“The whole success of this project was because of the dignity it brought to the community….women now command respect. Women in the community have dignity. The girls now go to school.”
Salamatu Garba is making waves across Nigeria. As the Executive Director of the Women Farmers Advancement Network (WOFAN), she has spent 25 years working to empower Nigeria’s rural women and is coming off an especially big year in 2016 — she became an Ashoka Fellow for Nigeria (designating her as a global change leader) and was nominated to the steering committee of the Netherlands-based Women for Water Partnership thanks to her work improving rural water, sanitation, hygiene, and food security.
In her recent conversation with Global Waters Radio, Garba remembers the moment her life’s mission became clear, in the early 1990s. “I stumbled across one of my village women — pregnant, with loads of wood on her head, coming from the farm [with] some livestock — and I stopped to chat with her,” she recalls. “And she told me the life of a woman is nothing more than being subservient to a man, give birth, get pregnant, and that is it until God takes your life.” Garba’s interaction with that woman — whom she later learned died during childbirth — remained seared in her memory and drove her to found WOFAN to address the plight of Nigeria’s rural women and advocate for community improvements that would enhance their quality of life.
“Eighty percent of all the facilities we provided are still functioning — the reason being that we give skill to community members, leave the skills in the community, give them tools, and link them to the local authorities so that, collectively, they can address issues of maintaining their WASH facilities.”
Garba says one of the main catalysts of WOFAN’s sustained success was a project supported 10 years ago by the Water and Development Alliance (WADA), a joint initiative between USAID and Coca-Cola.

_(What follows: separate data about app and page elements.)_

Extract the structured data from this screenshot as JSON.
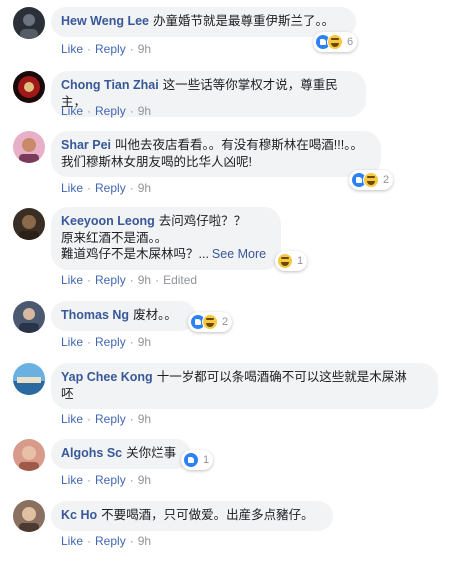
{
  "comments": [
    {
      "author": "Hew Weng Lee",
      "text": "办童婚节就是最尊重伊斯兰了。。",
      "like": "Like",
      "reply": "Reply",
      "time": "9h",
      "reaction_count": "6",
      "avatar_color": "#3a3f4a"
    },
    {
      "author": "Chong Tian Zhai",
      "text": "这一些话等你掌权才说，尊重民主，",
      "like": "Like",
      "reply": "Reply",
      "time": "9h",
      "reaction_count": "",
      "avatar_color": "#8b1a1a"
    },
    {
      "author": "Shar Pei",
      "line1": "叫他去夜店看看。。有没有穆斯林在喝酒!!!。。",
      "line2": "我们穆斯林女朋友喝的比华人凶呢!",
      "like": "Like",
      "reply": "Reply",
      "time": "9h",
      "reaction_count": "2",
      "avatar_color": "#b05a7a"
    },
    {
      "author": "Keeyoon Leong",
      "line1": "去问鸡仔啦？？",
      "line2": "原来红酒不是酒。。",
      "line3": "難道鸡仔不是木屎林吗？...",
      "see_more": "See More",
      "like": "Like",
      "reply": "Reply",
      "time": "9h",
      "edited": "Edited",
      "reaction_count": "1",
      "avatar_color": "#5a4a3a"
    },
    {
      "author": "Thomas Ng",
      "text": "废材。。",
      "like": "Like",
      "reply": "Reply",
      "time": "9h",
      "reaction_count": "2",
      "avatar_color": "#4a5a70"
    },
    {
      "author": "Yap Chee Kong",
      "line1": "十一岁都可以条喝酒确不可以这些就是木屎淋",
      "line2": "呸",
      "like": "Like",
      "reply": "Reply",
      "time": "9h",
      "reaction_count": "",
      "avatar_color": "#3b7fb5"
    },
    {
      "author": "Algohs Sc",
      "text": "关你烂事",
      "like": "Like",
      "reply": "Reply",
      "time": "9h",
      "reaction_count": "1",
      "avatar_color": "#c47a6a"
    },
    {
      "author": "Kc Ho",
      "text": "不要喝酒，只可做爱。出産多点豬仔。",
      "like": "Like",
      "reply": "Reply",
      "time": "9h",
      "reaction_count": "",
      "avatar_color": "#6a5040"
    }
  ]
}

That 18-month WADA project built capacity, provided trainings, and helped install water and sanitation infrastructure, enabling WOFAN to make serious quality of life improvements in local communities. Despite the project’s limited duration, she tells Global Waters Radio it continues to have an outsized impact today. Its ripple effects continue to be felt in the form of greater economic and social empowerment for women, owing to their increased involvement in water and sanitation management; improved water supply infrastructure; and community-level education campaigns championing handwashing behavior change for improved hygiene and community health.
WASH infrastructure introduced by WADA has stood the test of time, as well. “By today, 80 percent of all the facilities we provided are still functioning,” she reports. “The reason being that we give skill to community members, leave the skills in the community, give them tools, and linked them to the local authorities so that, collectively, they can address issues of maintaining their WASH facilities.”
Interested in hearing Garba talk more about WADA’s influence and the strategic importance of empowering women with greater decisionmaking roles in Nigeria’s water and sanitation sectors?
To view or download the following Global Waters Radio transcript, please click here.
By Russell Sticklor
For more information on the research or organizations discussed in this Global Waters Radio podcast:
Global Waters Radio is a podcast series produced by the Water Team at the U.S. Agency for International Development (USAID). The series offers listeners insights from USAID officials, development partners, thought leaders and experts from across the water sector as they discuss current USAID water programming and cutting-edge research from around the world. Have a topic you would like to see covered in a future Global Waters Radio podcast? Please contact us at firstname.lastname@example.org, and follow us on Twitter @USAIDWater.